“I don’t have a gun, stop shooting.” #michaelbrown #lastwords #ferguson pic.twitter.com/1lGXromMLa
— Shirin Barghi (@shebe86) August 21, 2014
“What are you following me for?” #trayvonmartin #lastwords #ferguson #michealbrown pic.twitter.com/dNSvcKPvsF — Shirin Barghi (@shebe86) August 14, 2014
“Please don’t let me die.” #kimanigray #lastwords #policeagression #ferguson #michealbrown pic.twitter.com/9oZNLJHg0n
— Shirin Barghi (@shebe86) August 15, 2014
These are just three of the many victims of police brutality that demand justice be served on their graves and the violence stop. The pang of loss and overdue retribution still haunt the families they have left behind, and their communities will not stay quiet. Artists like Janelle Monae and the Wondaland crew are speaking out, writing songs, and taking this issue to the streets, and even if they be silenced by the media, their voices will still be heard.
Police brutality has become so rampant that it’s enough for persons of color to feel unsafe in the presence or gaze of the very officials who have vowed to protect and serve. Trust us, these fears? they’re not without good reason.
Police brutality is becoming a serious problem in the United States, and no American can afford to keep mum or turn a blind eye to it and keep their conscience intact. Police have taken their authority to exact unfounded punishment and excessive violence on individuals from reasons ranging to simply walking around in a hoodie, to racial discrimination and stereotyping, to forcing people to buy fundraiser tickets or risk getting their car towed. Enough is enough. clearly, something has gone very, very wrong.
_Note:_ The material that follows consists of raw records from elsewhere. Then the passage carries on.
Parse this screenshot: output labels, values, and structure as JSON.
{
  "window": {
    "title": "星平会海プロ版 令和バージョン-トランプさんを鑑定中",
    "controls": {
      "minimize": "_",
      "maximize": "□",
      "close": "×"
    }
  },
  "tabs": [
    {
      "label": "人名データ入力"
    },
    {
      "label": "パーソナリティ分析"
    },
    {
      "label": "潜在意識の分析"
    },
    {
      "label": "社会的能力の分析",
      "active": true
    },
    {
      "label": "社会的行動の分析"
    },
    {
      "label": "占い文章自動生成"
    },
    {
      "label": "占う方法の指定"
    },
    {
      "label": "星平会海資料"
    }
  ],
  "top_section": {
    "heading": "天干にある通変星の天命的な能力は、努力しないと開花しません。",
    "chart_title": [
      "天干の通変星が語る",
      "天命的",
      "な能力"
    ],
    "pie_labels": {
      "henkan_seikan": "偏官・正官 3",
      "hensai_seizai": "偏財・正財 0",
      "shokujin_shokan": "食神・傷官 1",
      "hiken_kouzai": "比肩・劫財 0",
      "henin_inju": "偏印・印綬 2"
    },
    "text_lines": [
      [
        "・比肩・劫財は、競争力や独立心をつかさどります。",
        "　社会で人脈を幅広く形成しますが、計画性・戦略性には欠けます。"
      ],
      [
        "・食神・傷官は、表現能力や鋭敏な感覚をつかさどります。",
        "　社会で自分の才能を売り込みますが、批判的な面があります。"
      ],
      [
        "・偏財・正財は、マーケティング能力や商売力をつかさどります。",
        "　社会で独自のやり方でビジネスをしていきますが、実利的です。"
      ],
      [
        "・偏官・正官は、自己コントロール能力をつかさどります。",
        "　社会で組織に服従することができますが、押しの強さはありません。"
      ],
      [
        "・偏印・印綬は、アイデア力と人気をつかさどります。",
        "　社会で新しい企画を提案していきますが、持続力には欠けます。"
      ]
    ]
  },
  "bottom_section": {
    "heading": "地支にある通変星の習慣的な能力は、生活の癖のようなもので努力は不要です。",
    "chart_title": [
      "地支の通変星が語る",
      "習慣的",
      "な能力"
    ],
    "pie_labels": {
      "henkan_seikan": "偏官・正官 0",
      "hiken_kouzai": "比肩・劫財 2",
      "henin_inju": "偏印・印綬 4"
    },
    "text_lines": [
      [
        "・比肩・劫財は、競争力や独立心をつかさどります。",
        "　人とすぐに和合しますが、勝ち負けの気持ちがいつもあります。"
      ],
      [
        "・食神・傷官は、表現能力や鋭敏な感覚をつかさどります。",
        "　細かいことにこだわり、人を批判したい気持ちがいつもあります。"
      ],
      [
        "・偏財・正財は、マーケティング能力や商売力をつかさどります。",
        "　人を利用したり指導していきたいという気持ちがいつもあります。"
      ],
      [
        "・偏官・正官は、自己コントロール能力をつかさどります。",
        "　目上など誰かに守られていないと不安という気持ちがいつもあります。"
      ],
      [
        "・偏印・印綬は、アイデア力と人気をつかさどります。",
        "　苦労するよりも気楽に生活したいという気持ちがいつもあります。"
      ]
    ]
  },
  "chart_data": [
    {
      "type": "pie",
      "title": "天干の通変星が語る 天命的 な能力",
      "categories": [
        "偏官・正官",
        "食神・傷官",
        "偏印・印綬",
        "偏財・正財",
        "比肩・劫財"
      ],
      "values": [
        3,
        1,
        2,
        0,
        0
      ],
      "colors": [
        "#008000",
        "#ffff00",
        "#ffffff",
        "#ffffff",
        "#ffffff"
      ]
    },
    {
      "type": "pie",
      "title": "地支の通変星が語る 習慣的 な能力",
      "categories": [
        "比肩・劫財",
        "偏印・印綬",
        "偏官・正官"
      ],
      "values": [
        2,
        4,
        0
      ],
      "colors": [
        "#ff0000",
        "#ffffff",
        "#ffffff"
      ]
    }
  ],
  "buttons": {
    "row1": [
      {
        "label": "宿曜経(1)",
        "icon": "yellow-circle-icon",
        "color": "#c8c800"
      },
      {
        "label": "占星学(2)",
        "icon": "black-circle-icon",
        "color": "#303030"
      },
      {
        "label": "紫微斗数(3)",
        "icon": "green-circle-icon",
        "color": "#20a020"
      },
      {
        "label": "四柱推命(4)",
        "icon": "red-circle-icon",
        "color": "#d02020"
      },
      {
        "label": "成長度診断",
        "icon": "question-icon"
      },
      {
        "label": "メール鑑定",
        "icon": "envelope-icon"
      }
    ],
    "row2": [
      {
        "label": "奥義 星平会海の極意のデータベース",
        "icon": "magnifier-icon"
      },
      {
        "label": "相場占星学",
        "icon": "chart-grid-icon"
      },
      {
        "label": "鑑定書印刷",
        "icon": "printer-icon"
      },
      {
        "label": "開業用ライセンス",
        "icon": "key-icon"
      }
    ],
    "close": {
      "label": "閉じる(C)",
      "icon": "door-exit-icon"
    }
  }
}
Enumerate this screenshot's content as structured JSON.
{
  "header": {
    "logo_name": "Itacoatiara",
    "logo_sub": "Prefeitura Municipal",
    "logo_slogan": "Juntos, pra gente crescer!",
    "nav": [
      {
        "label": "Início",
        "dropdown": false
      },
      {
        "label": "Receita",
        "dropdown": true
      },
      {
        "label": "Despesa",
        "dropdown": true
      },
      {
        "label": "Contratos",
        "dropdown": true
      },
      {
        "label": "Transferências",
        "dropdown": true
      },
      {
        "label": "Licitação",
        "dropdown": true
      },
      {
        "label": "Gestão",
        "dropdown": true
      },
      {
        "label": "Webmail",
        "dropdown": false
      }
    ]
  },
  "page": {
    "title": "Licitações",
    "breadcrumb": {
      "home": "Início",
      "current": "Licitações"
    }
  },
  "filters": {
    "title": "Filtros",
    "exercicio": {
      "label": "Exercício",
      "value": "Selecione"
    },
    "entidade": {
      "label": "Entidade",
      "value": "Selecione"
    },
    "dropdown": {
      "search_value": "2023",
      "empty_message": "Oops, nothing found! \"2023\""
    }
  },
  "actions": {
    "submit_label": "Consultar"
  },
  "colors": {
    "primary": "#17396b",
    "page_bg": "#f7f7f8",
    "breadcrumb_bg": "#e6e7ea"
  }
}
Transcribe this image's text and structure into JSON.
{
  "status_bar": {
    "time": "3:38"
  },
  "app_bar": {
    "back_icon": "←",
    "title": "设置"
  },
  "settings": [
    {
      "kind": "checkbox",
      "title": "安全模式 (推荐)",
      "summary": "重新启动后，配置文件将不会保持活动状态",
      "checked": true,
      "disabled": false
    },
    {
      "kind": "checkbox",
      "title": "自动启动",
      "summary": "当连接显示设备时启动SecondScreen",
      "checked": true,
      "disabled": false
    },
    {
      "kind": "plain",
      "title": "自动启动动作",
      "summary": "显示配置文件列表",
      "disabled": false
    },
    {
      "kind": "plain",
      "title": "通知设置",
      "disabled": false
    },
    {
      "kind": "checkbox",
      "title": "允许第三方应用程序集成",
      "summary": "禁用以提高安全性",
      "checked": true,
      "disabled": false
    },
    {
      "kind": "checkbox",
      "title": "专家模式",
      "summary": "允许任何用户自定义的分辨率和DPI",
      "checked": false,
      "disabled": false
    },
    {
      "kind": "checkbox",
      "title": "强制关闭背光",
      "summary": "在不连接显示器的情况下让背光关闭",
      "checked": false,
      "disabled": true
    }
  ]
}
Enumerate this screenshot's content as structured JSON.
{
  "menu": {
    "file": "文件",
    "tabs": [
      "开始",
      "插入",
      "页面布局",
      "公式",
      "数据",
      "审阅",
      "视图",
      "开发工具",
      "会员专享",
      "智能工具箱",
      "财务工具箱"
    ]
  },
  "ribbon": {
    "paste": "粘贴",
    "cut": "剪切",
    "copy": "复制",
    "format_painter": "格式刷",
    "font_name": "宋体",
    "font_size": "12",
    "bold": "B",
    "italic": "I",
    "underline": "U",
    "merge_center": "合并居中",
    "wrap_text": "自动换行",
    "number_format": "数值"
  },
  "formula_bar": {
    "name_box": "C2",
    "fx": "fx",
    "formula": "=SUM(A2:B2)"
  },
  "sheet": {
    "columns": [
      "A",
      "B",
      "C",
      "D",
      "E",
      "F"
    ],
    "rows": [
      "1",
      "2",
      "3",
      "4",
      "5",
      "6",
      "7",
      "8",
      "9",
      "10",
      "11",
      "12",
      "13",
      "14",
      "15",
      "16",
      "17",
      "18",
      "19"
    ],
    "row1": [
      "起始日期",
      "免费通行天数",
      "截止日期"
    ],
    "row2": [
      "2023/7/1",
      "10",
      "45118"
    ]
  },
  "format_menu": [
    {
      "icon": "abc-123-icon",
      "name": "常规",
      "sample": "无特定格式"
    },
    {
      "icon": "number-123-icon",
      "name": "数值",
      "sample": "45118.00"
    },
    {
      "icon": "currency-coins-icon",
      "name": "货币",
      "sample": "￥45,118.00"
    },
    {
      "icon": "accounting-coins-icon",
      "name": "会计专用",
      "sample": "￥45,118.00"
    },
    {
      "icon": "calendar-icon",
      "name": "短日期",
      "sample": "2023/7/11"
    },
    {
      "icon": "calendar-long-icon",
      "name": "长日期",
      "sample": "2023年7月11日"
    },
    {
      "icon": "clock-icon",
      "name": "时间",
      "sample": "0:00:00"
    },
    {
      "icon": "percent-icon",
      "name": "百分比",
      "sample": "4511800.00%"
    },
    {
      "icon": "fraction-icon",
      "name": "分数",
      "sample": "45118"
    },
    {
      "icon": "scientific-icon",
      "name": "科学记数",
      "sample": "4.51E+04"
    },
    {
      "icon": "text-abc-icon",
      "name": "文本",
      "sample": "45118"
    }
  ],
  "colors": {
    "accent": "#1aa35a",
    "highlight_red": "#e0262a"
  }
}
Something needs to change.
Sure, not all police are like this — but there are too many of them like this for it to be alright.